Records excerpted from a collection:
◇ ◇ ◇ ◇ ◇

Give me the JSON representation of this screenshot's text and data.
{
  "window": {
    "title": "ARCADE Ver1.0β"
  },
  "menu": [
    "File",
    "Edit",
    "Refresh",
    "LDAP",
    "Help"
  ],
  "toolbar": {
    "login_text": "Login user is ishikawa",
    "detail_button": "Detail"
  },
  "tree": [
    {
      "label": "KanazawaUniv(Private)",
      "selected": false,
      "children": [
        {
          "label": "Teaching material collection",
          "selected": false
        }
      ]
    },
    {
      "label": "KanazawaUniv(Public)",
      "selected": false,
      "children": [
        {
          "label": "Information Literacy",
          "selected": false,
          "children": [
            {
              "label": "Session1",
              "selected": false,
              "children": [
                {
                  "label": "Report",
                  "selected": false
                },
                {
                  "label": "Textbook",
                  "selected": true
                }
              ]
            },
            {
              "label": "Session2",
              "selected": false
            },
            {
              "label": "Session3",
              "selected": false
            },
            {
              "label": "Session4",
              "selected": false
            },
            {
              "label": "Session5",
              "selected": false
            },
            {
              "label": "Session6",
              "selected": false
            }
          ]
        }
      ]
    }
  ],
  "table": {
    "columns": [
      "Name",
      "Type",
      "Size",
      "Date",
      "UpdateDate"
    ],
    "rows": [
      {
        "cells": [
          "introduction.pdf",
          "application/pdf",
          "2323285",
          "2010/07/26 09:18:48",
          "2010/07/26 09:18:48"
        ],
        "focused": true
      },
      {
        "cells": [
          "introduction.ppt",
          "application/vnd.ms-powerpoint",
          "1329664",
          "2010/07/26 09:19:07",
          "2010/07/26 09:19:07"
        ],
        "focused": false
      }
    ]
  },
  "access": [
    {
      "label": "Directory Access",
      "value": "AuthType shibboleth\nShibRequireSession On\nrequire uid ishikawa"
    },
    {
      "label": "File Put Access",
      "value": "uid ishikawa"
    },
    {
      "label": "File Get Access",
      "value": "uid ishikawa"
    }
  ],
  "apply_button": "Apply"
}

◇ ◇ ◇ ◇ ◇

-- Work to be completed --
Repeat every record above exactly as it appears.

-- Exercise output --
Give me the JSON representation of this screenshot's text and data.
{
  "window": {
    "title": "ARCADE Ver1.0β"
  },
  "menu": [
    "File",
    "Edit",
    "Refresh",
    "LDAP",
    "Help"
  ],
  "toolbar": {
    "login_text": "Login user is ishikawa",
    "detail_button": "Detail"
  },
  "tree": [
    {
      "label": "KanazawaUniv(Private)",
      "selected": false,
      "children": [
        {
          "label": "Teaching material collection",
          "selected": false
        }
      ]
    },
    {
      "label": "KanazawaUniv(Public)",
      "selected": false,
      "children": [
        {
          "label": "Information Literacy",
          "selected": false,
          "children": [
            {
              "label": "Session1",
              "selected": false,
              "children": [
                {
                  "label": "Report",
                  "selected": false
                },
                {
                  "label": "Textbook",
                  "selected": true
                }
              ]
            },
            {
              "label": "Session2",
              "selected": false
            },
            {
              "label": "Session3",
              "selected": false
            },
            {
              "label": "Session4",
              "selected": false
            },
            {
              "label": "Session5",
              "selected": false
            },
            {
              "label": "Session6",
              "selected": false
            }
          ]
        }
      ]
    }
  ],
  "table": {
    "columns": [
      "Name",
      "Type",
      "Size",
      "Date",
      "UpdateDate"
    ],
    "rows": [
      {
        "cells": [
          "introduction.pdf",
          "application/pdf",
          "2323285",
          "2010/07/26 09:18:48",
          "2010/07/26 09:18:48"
        ],
        "focused": true
      },
      {
        "cells": [
          "introduction.ppt",
          "application/vnd.ms-powerpoint",
          "1329664",
          "2010/07/26 09:19:07",
          "2010/07/26 09:19:07"
        ],
        "focused": false
      }
    ]
  },
  "access": [
    {
      "label": "Directory Access",
      "value": "AuthType shibboleth\nShibRequireSession On\nrequire uid ishikawa"
    },
    {
      "label": "File Put Access",
      "value": "uid ishikawa"
    },
    {
      "label": "File Get Access",
      "value": "uid ishikawa"
    }
  ],
  "apply_button": "Apply"
}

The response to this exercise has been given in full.